On Tuesday, October 25th, Professor Luís Caires spoke with the Carnegie Mellon University community during the Principles of Programming Group (PoP) Seminar. The session named “Concurrent Programming with Sessions and Shared State, in Linear Logic” was focused on stateful programming involving sharing and concurrency as is common place in modern software development, and the challenges of getting complex concurrent code right, even for skilled developers. The speakers introduced CLASS, a typed core programming language for higher-order concurrent programming, for which static typing ensures absence of a broad class of “dynamic bugs”: well-typed programs never deadlock, do not leak memory, and always terminate. These properties result from CLASS foundations, based on a conservative extension of Linear Logic with shareable affine state, via a propositions-as-types interpretation of proofs as session processes. The main part of the talk was a presentation of a suite of challenging code examples, with type-checker and interpreter implementation, that illustrate the expressiveness and some programming techniques for our language.

Luís Caires is a Scientific Director of the CMU Portugal Program, Full Professor of Computer Science at the Department of Informatics, NOVA University Lisbon, and Director of the NOVA Laboratory for Computer Science and Informatics. Caires visited Carnegie Mellon University October 24th – 27th, 2022 to meet with organizers from across the University, including the Project Olympus, the Center for Technology Transfer and Enterprise Creation (CTTEC), Professors and Researchers of the Computer Science Department and the Software and Societal Systems Department.

The Carnegie Mellon Portugal Program strongly supports the mobility of Portuguese academics to be hosted at Carnegie Mellon University to work in research and education, thus building international knowledge networks that allow extended and substantial immersion in world-class learning, teaching, and research.

The Principles of Programming Group (PoP) at Carnegie Mellon aims to understand, develop, and demonstrate the principles, processes, and supporting technologies for the construction of computing systems.
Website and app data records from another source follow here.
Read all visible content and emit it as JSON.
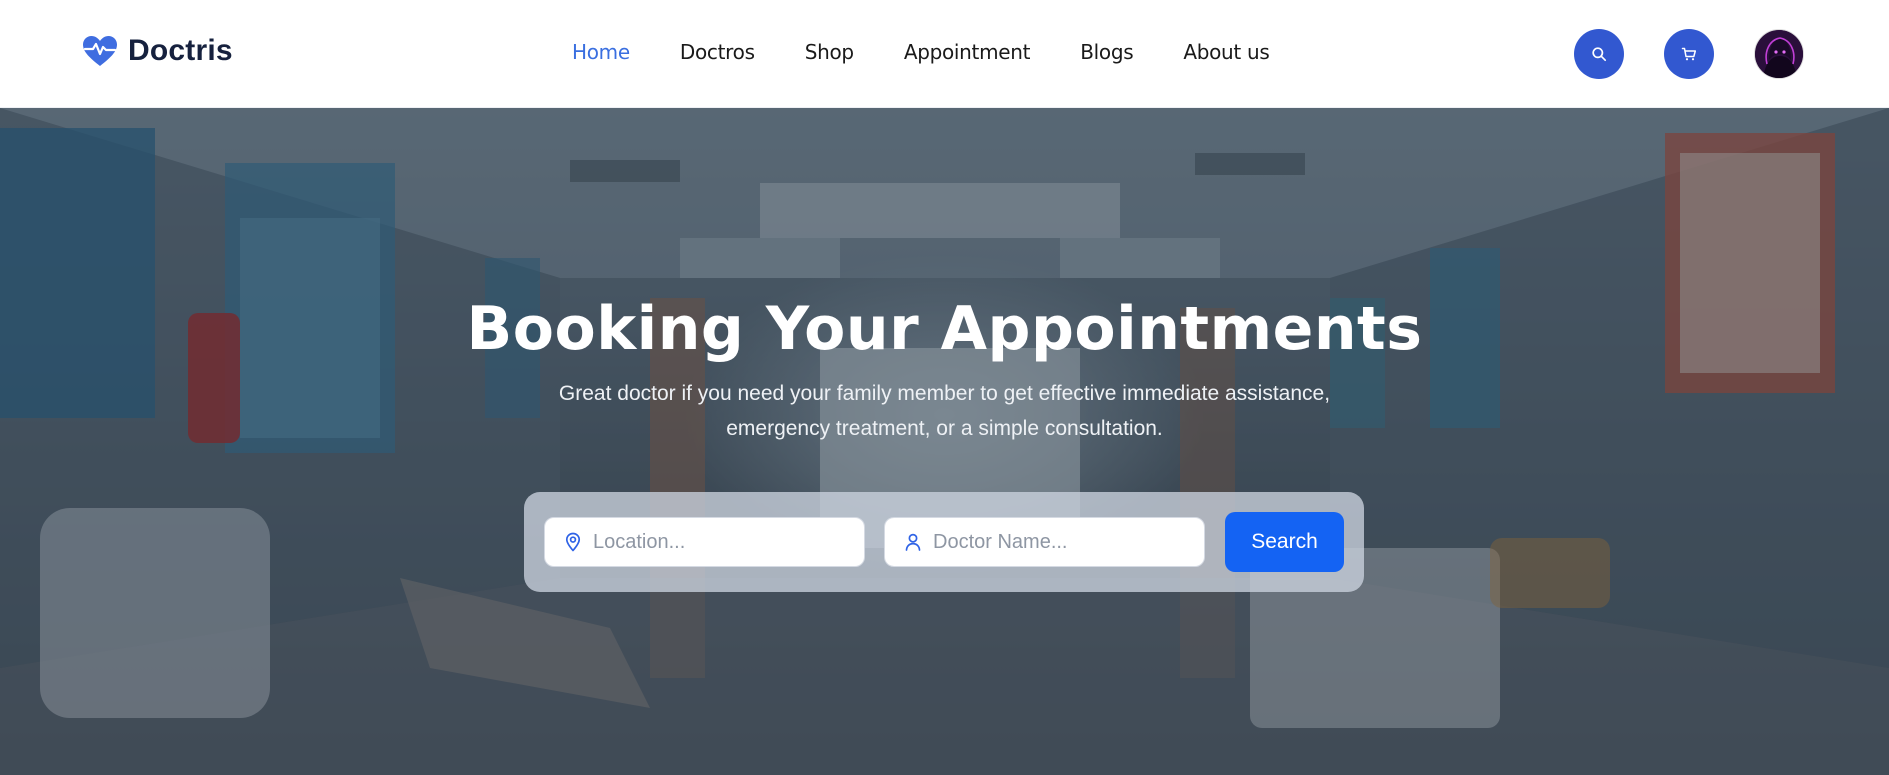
{
  "brand": {
    "name": "Doctris",
    "logo_icon": "heart-pulse-icon",
    "accent_color": "#3258d0"
  },
  "nav": {
    "items": [
      {
        "label": "Home",
        "active": true
      },
      {
        "label": "Doctros",
        "active": false
      },
      {
        "label": "Shop",
        "active": false
      },
      {
        "label": "Appointment",
        "active": false
      },
      {
        "label": "Blogs",
        "active": false
      },
      {
        "label": "About us",
        "active": false
      }
    ],
    "active_color": "#3a6fe0"
  },
  "header_actions": {
    "search_icon": "search-icon",
    "cart_icon": "cart-icon",
    "avatar": "user-avatar"
  },
  "hero": {
    "title": "Booking Your Appointments",
    "subtitle_line1": "Great doctor if you need your family member to get effective immediate assistance,",
    "subtitle_line2": "emergency treatment, or a simple consultation.",
    "search": {
      "location_placeholder": "Location...",
      "location_icon": "map-pin-icon",
      "doctor_placeholder": "Doctor Name...",
      "doctor_icon": "user-icon",
      "button_label": "Search",
      "button_color": "#1463f3"
    }
  }
}
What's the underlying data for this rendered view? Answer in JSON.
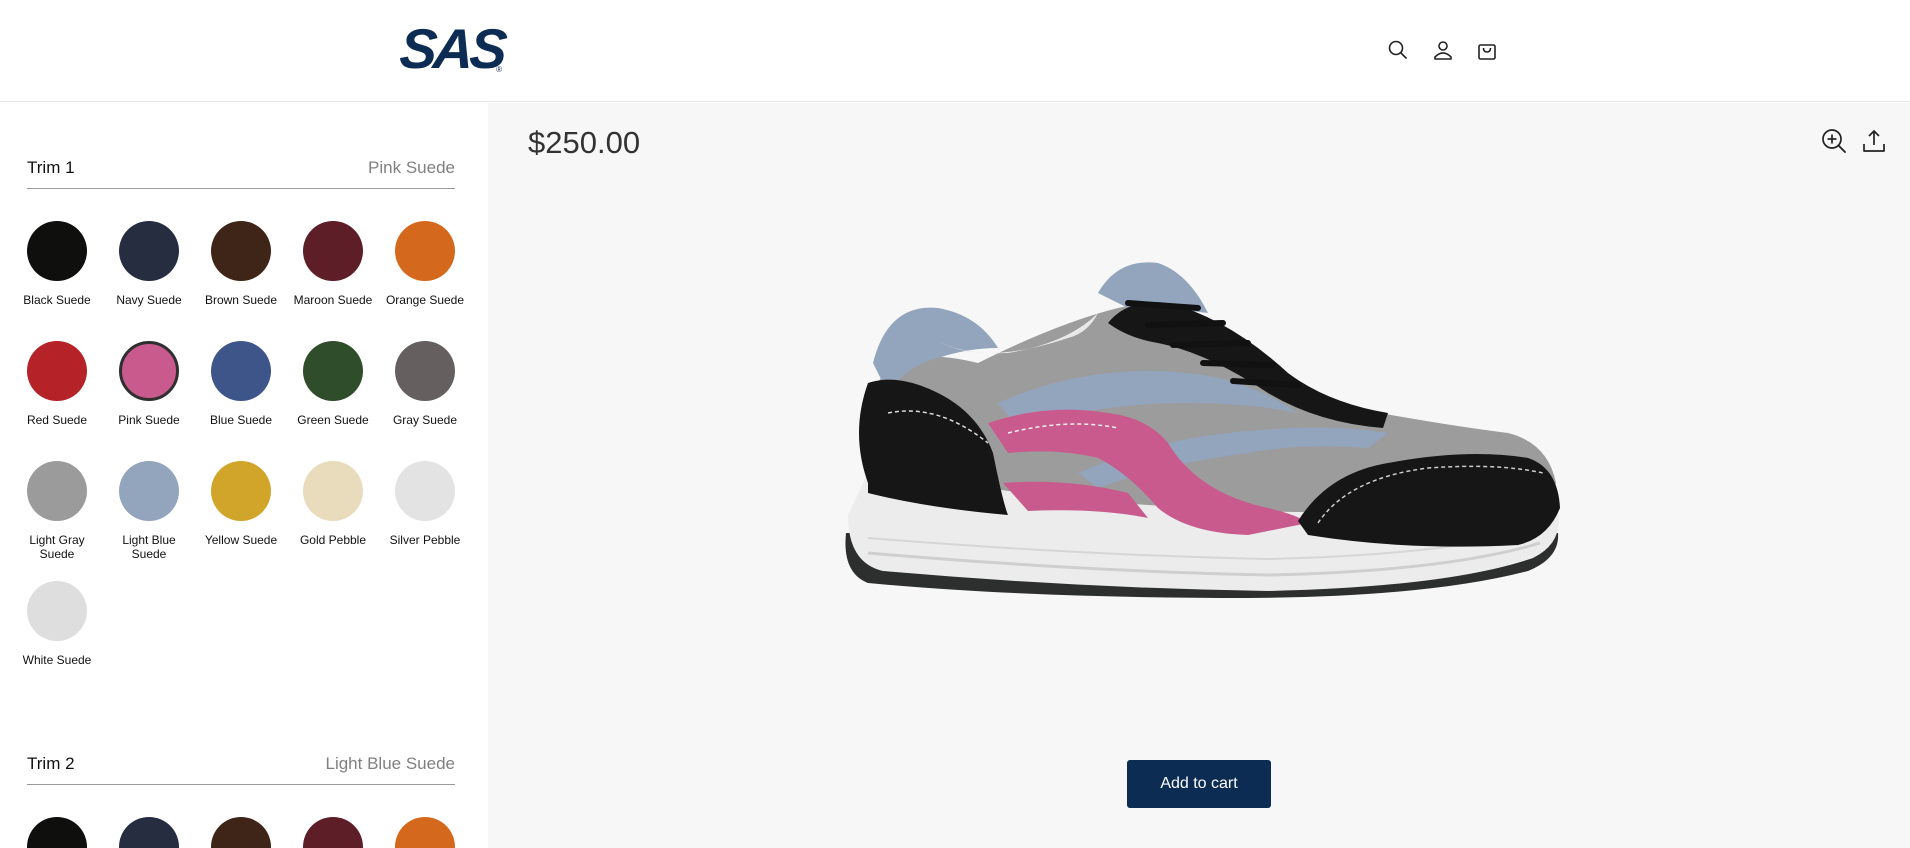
{
  "brand": {
    "logo_text": "SAS",
    "reg_mark": "®"
  },
  "header": {
    "icons": [
      "search-icon",
      "account-icon",
      "cart-icon"
    ]
  },
  "product": {
    "price": "$250.00",
    "add_to_cart_label": "Add to cart"
  },
  "trims": [
    {
      "title": "Trim 1",
      "selected": "Pink Suede",
      "swatches": [
        {
          "label": "Black Suede",
          "color": "#0f0f0d"
        },
        {
          "label": "Navy Suede",
          "color": "#262d40"
        },
        {
          "label": "Brown Suede",
          "color": "#3f2418"
        },
        {
          "label": "Maroon Suede",
          "color": "#5e1e28"
        },
        {
          "label": "Orange Suede",
          "color": "#d4691d"
        },
        {
          "label": "Red Suede",
          "color": "#b52227"
        },
        {
          "label": "Pink Suede",
          "color": "#c95a8e"
        },
        {
          "label": "Blue Suede",
          "color": "#3d5588"
        },
        {
          "label": "Green Suede",
          "color": "#2f4d2b"
        },
        {
          "label": "Gray Suede",
          "color": "#65605f"
        },
        {
          "label": "Light Gray Suede",
          "color": "#9c9b9c"
        },
        {
          "label": "Light Blue Suede",
          "color": "#93a4bd"
        },
        {
          "label": "Yellow Suede",
          "color": "#d1a52a"
        },
        {
          "label": "Gold Pebble",
          "color": "#e9dcbc"
        },
        {
          "label": "Silver Pebble",
          "color": "#e3e3e3"
        },
        {
          "label": "White Suede",
          "color": "#dedede"
        }
      ]
    },
    {
      "title": "Trim 2",
      "selected": "Light Blue Suede",
      "swatches": [
        {
          "color": "#0f0f0d"
        },
        {
          "color": "#262d40"
        },
        {
          "color": "#3f2418"
        },
        {
          "color": "#5e1e28"
        },
        {
          "color": "#d4691d"
        }
      ]
    }
  ],
  "toolbar": {
    "icons": [
      "zoom-in-icon",
      "share-icon"
    ]
  }
}
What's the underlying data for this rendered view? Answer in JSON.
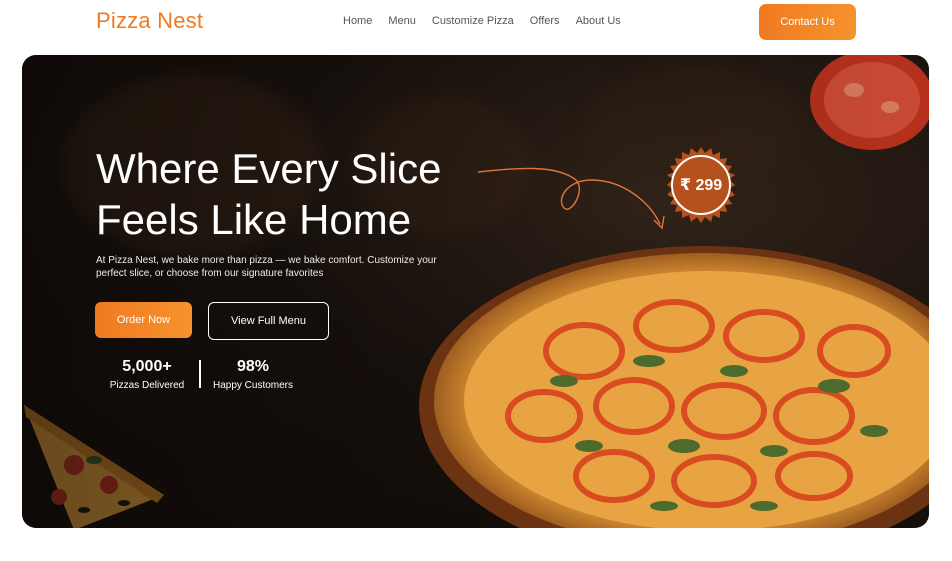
{
  "header": {
    "brand": "Pizza Nest",
    "nav": [
      "Home",
      "Menu",
      "Customize Pizza",
      "Offers",
      "About Us"
    ],
    "contact_label": "Contact Us"
  },
  "hero": {
    "title_line1": "Where Every Slice",
    "title_line2": "Feels Like Home",
    "description": "At Pizza Nest, we bake more than pizza — we bake comfort. Customize your perfect slice, or choose from our signature favorites",
    "order_label": "Order Now",
    "menu_label": "View Full Menu",
    "price_badge": "₹ 299",
    "stats": [
      {
        "value": "5,000+",
        "label": "Pizzas Delivered"
      },
      {
        "value": "98%",
        "label": "Happy Customers"
      }
    ]
  },
  "colors": {
    "accent": "#f07a21",
    "badge": "#b4511c",
    "hero_bg": "#1c140f"
  },
  "icons": [
    "curved-arrow-icon",
    "price-badge-icon"
  ]
}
A distinguishing characteristic of the PoP group is that it applies formal principles to problems of realistic scale and complexity, for example: automatic verification of large-scale commercial hardware systems; implementation of high-speed network communication software in the ML language; application of type-theoretic principles in the construction of realistic compilers.